Kyle Baker, a personal experience
Kyle Baker, 19 from Cheshire joined Tenacious on the 8th October 2010 for a tall ship adventure. Sailing from Canary Wharf, London, for an 8 day voyage, the ship stopped over in St. Malo, France, and returned to Southampton the following week.
Kyle is part of the famous Rifles, a regiment of the British Army, and was injured whilst serving in Afghanistan. His injury took place in Sangin whilst on patrol on Bonfire night in 2009. He was ambushed and has since lost the use of both of his legs. He now has to use sticks to get about and it’s taken him some time to adapt to his new civilian life.

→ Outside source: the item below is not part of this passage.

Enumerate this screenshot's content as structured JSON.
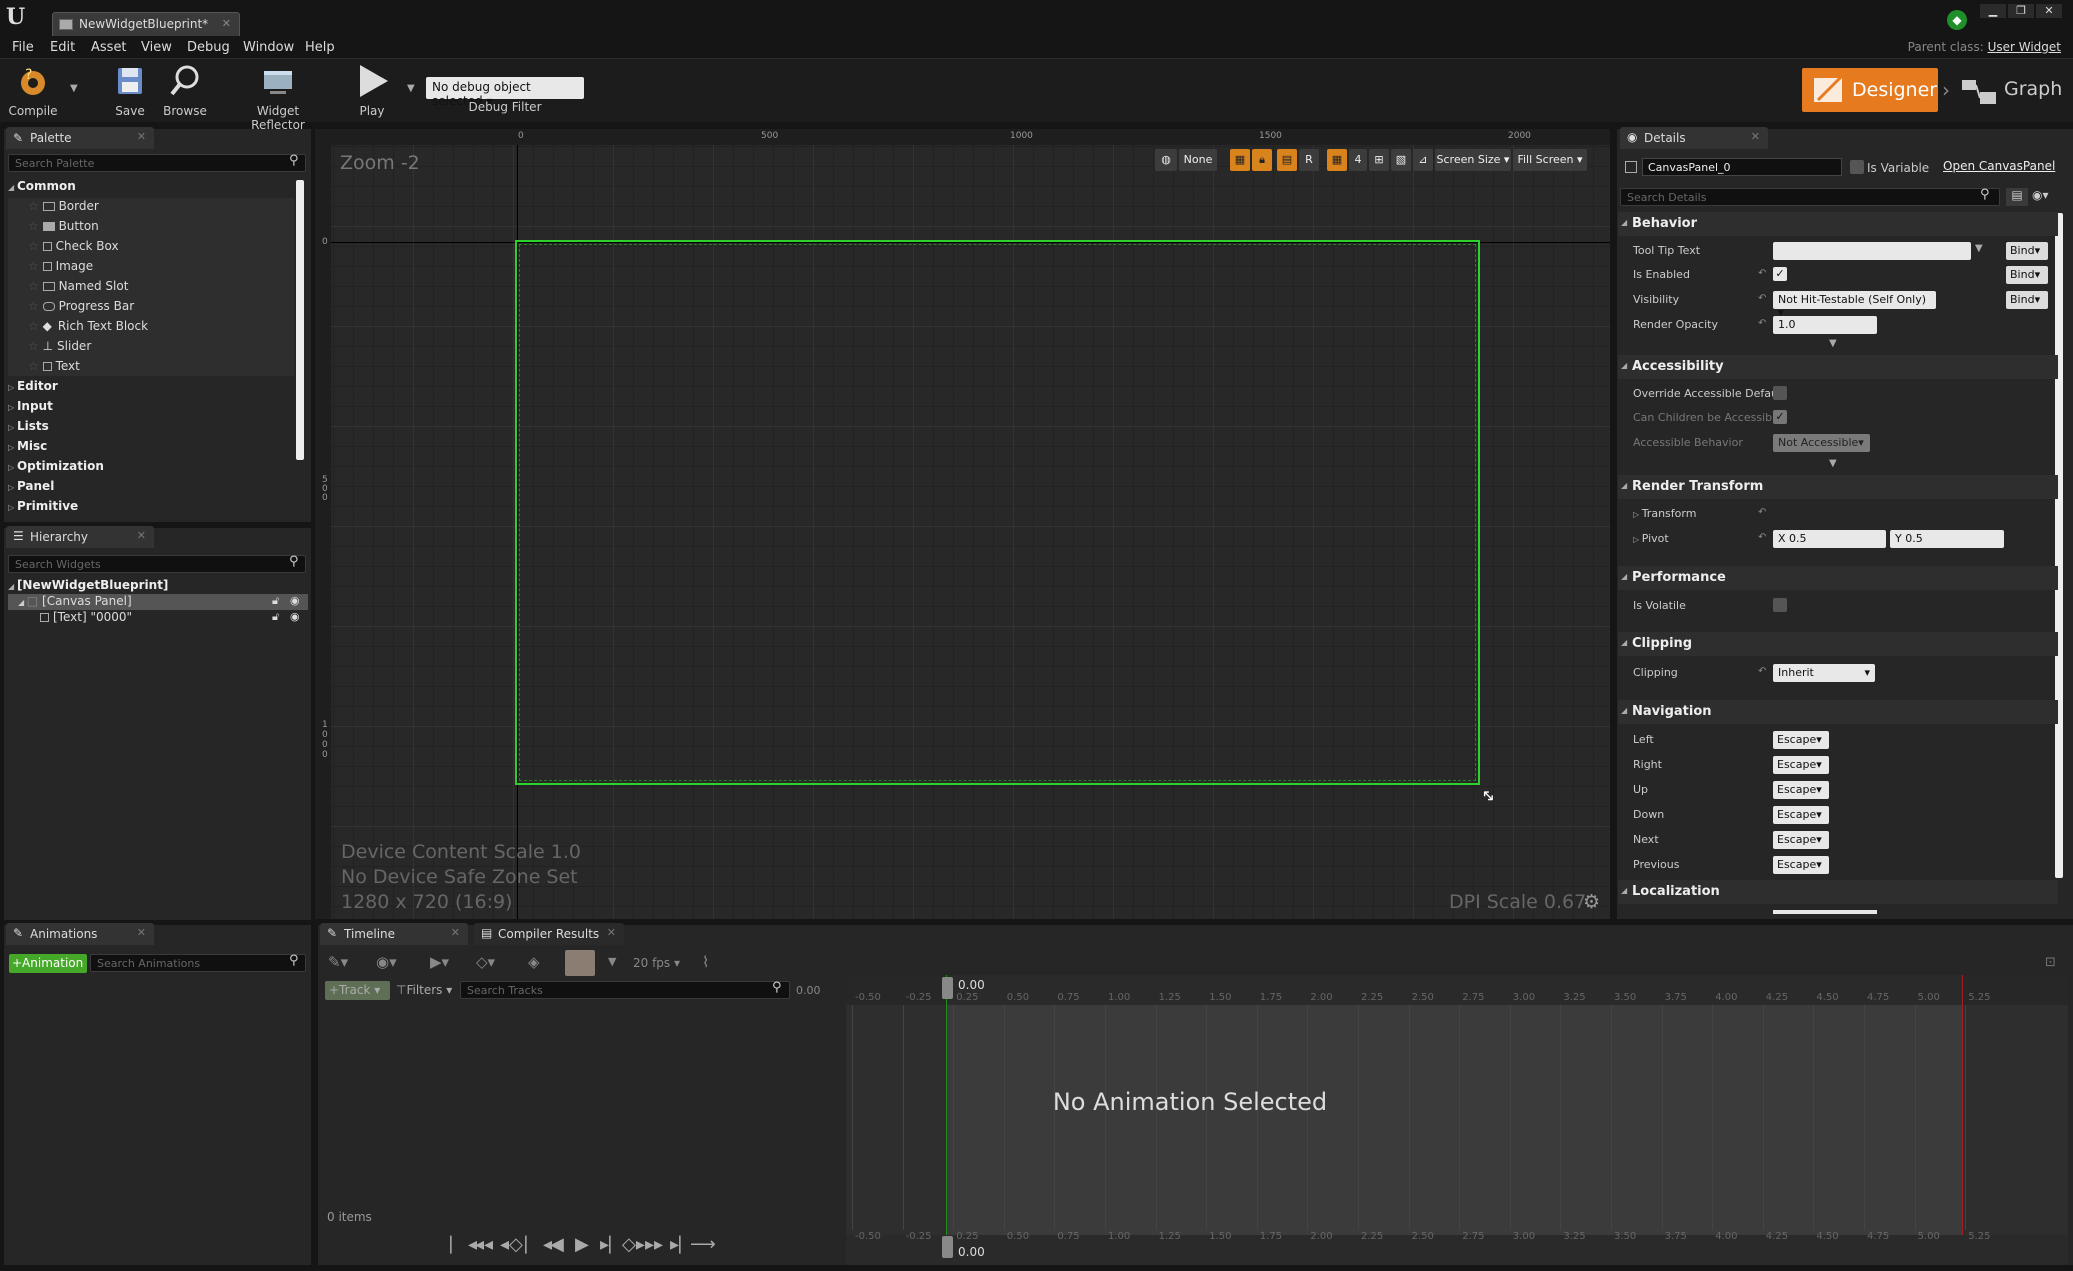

“Sailing with the JST is a special experience, no matter what your physical disability, you are all classed the same whilst on board. I really enjoyed interacting with people of all ages and backgrounds which is so unlike everyday life. We had a fantastic sail all the way to France, even the captain was surprised. I wouldn’t hesitate to go on board again and suggest it to everyone, especially those returning from service in the army.”
Kyle Baker, The Rifles
Dr J A Hicklin has spent his professional life in rehabilitation and believes that his involvement with the Lord Nelson has been his most effective contribution.
“The voyages demystify the ‘disabled’ by turning them into people. It also has the effect of allowing the disabled to show off their strengths and put their weaknesses into context” – Dr J A Hicklin, JST Medical Director
In 2009 a group from Combat Stress and Battle Back joined us for a day sail, with very positive feedback and had this to say on reflection:
“On behalf of myself and everyone who joined you yesterday, I would just like to say an enormous thank you to all your team for making the day so very successful.
I have been completely railroaded this morning with a ” full” account of the day , everyone talking at once and several of the men have said it was the best outing they have ever been on… Wonderful!”
“HUGE thank you … They have yet to take a breath talking about it!”
“I’ve been coming for twelve years and it was the best day out ever … The best day of my life.”
Gill, Combat Stress
Master Corporal Paul Franklin lost both his legs in a suicide bombing in Kandahar back in January 2006. He set up the Northern Alberta Amputee Program (known as NAAP) which is a non-profit group established to enhance rehabilitation knowledge and care of people with amputation. He sailed on board Tenacious in 2011 and had this to say about the experience:
“Unique experience that was difficult at times but incredibly rewarding.”